Squirrel is a surname found in England in the Family Search Historical Records:

Thomas Squirrel; Male; Christening; 13 Mar 1595; Barwell, Leicester; England; Batch: C03436-1 (https://familysearch.org/pal:/MM9.1.1/NPQY-G5D)


18: Storanē Sauromatis -New Name & New Device

Argent, a polypus purpure and on a base azure an escallop argent

Submitter desires a feminine name.
Meaning (the Sarmatian / from Sarmatia) most important.

Alys via "Ask a Herald"

Both name elements are found in Academy of Saint Gabriel Report 3315 (http://www.panix.com/~gabriel/public-bin/showfinal.cgi/3315.txt) written by Ursula Georges.

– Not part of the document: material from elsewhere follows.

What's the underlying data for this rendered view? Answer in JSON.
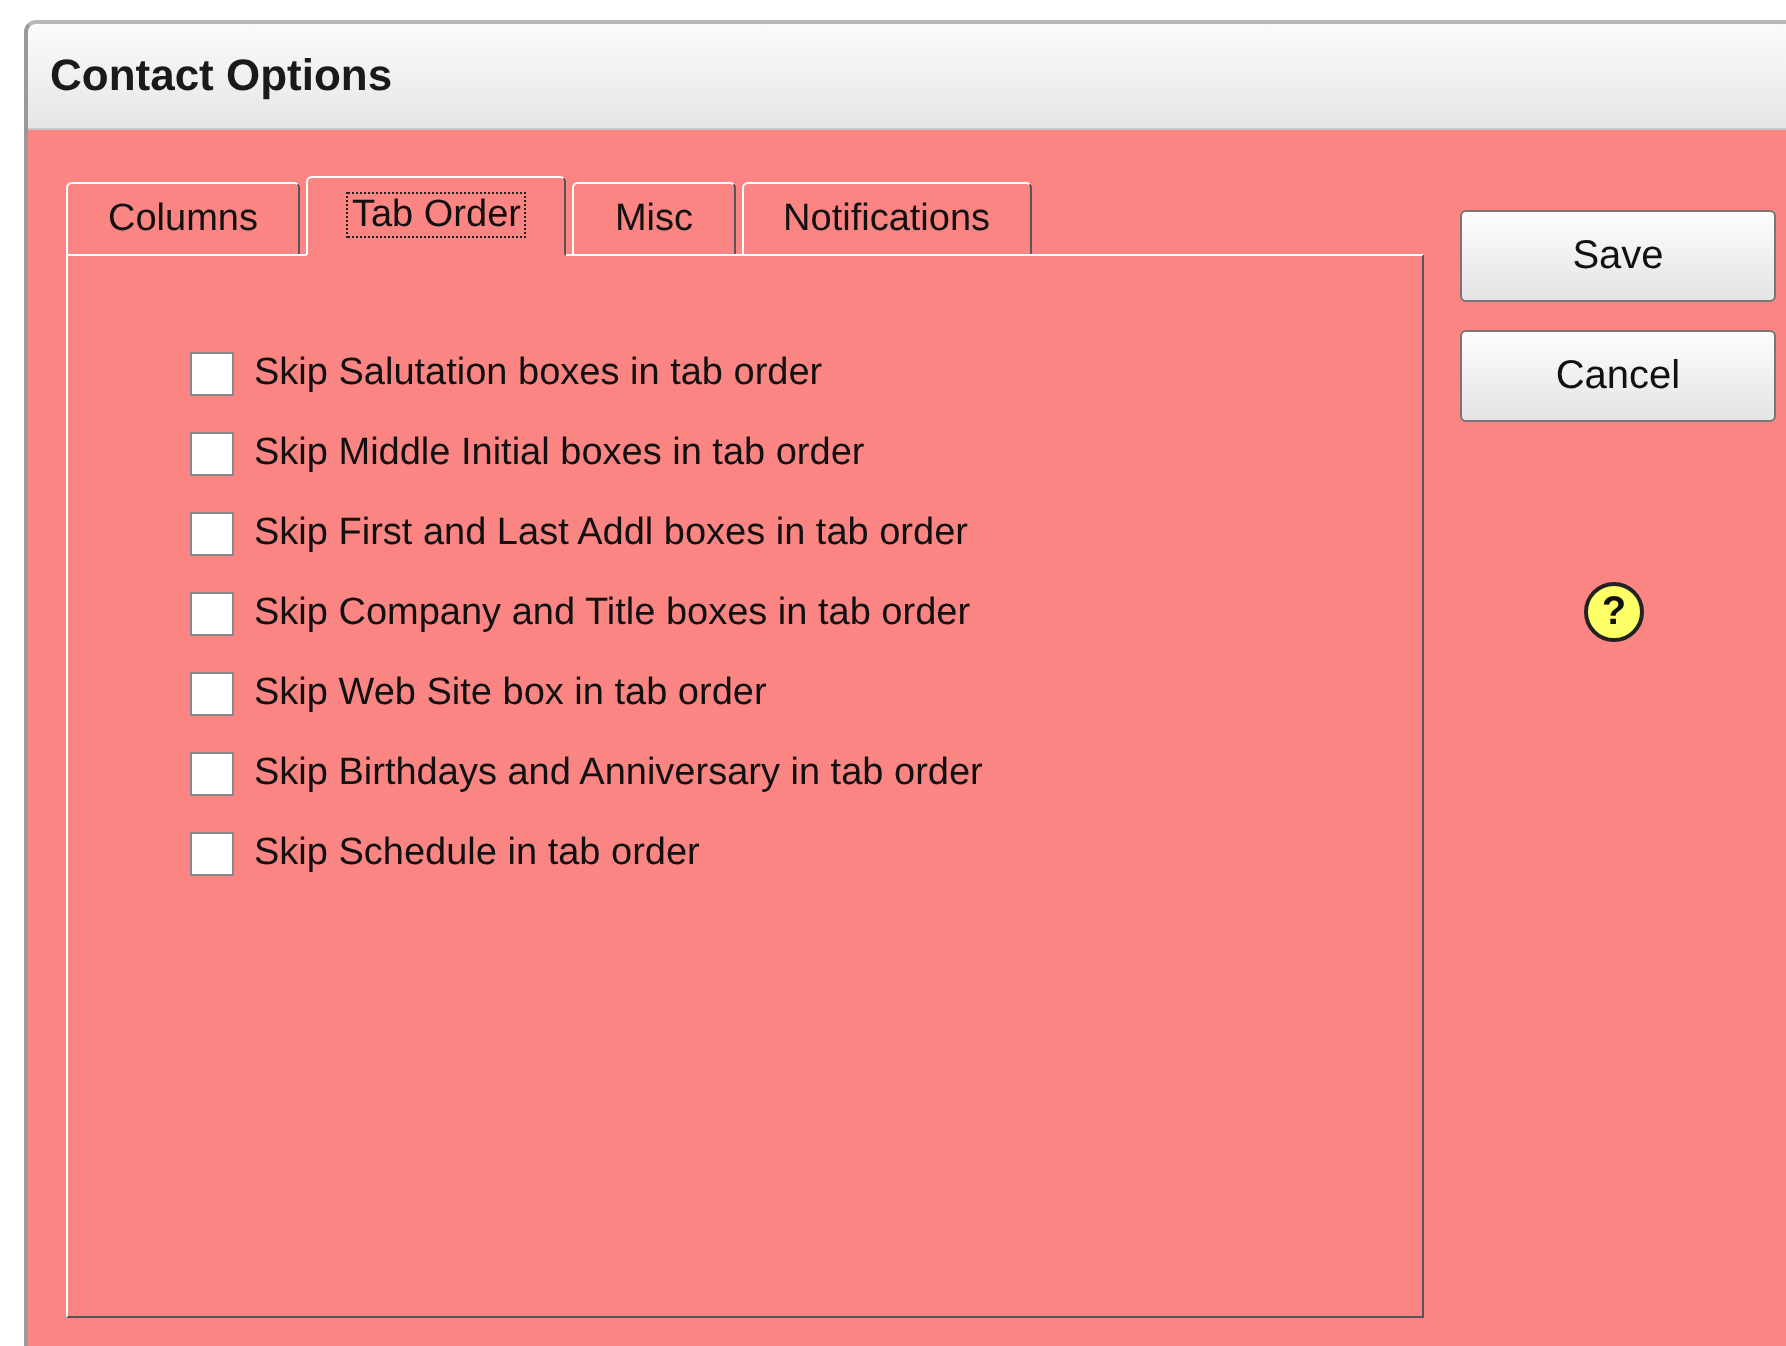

Storanē appears as a female given name recorded in classical Greek inscriptions from towns near the Black Sea, which may show Sarmatian influence. The St. Gabriel Report records the final letter as an 'e' followed by a colon, which it states is intended to represent a bar above the letter.

Sauromatis is a descriptive byname based on the Greek adjective for someone of Sarmatian background. The St. Gabriel report explains:

In classical Greek sources, people are usually identified using their father's name or an ethnic adjective that describes where they are from. . . The Greek adjective for Sarmatian is <Sauromate:s>; the feminine form of the word is <Sauromatis>. The adjective usually follows the woman's name: for instance, a Sarmatian woman named <Mada> might have been described as <Mada Sauromatis>.


19: Thomas de Marr -New Name & New Device

Quarterly sable and vert, a dragon displayed to sinister wings inverted Or, between in chief two crosses cletchy elongated to base argent, all within an orle or.

Submitter desires a masculine name.
Client requests authenticity for 13-15th Century Scottish.
Meaning (unspecified) most important.

Consulting herald: none listed

Both name elements are found in a Latin-language parliamentary record dated 1366 in Records of the Parliaments of Scotland to 1707 (http://www.rps.ac.uk/mss/1366/7/20): "Thomas comes de Marr," which translates as Thomas, Count/Earl of Marr.

The name pattern [given name] + de + [place name] is found in "Names from 13th Century Scottish Parliamentary Records" by Alys Mackyntoich (http://heraldry.sca.org/names/Namesfrom13thCenturyScottishParliamentaryRecords.html), which also shows Latinized forms of the given name Thomas and the place name Mar in use during the 13th century.

Commenters are asked to discuss whether the historic Thomas, Earl of Mar, is important enough to protect under SENA. (http://en.wikipedia.org/wiki/Thomas,_Earl_of_Mar).



OSCAR counts 9 Names, 1 Household Name, 1 Order Name, 1 Branch Name, 12 Devices and 3 Badges. There are a total of 27 items submitted on this letter.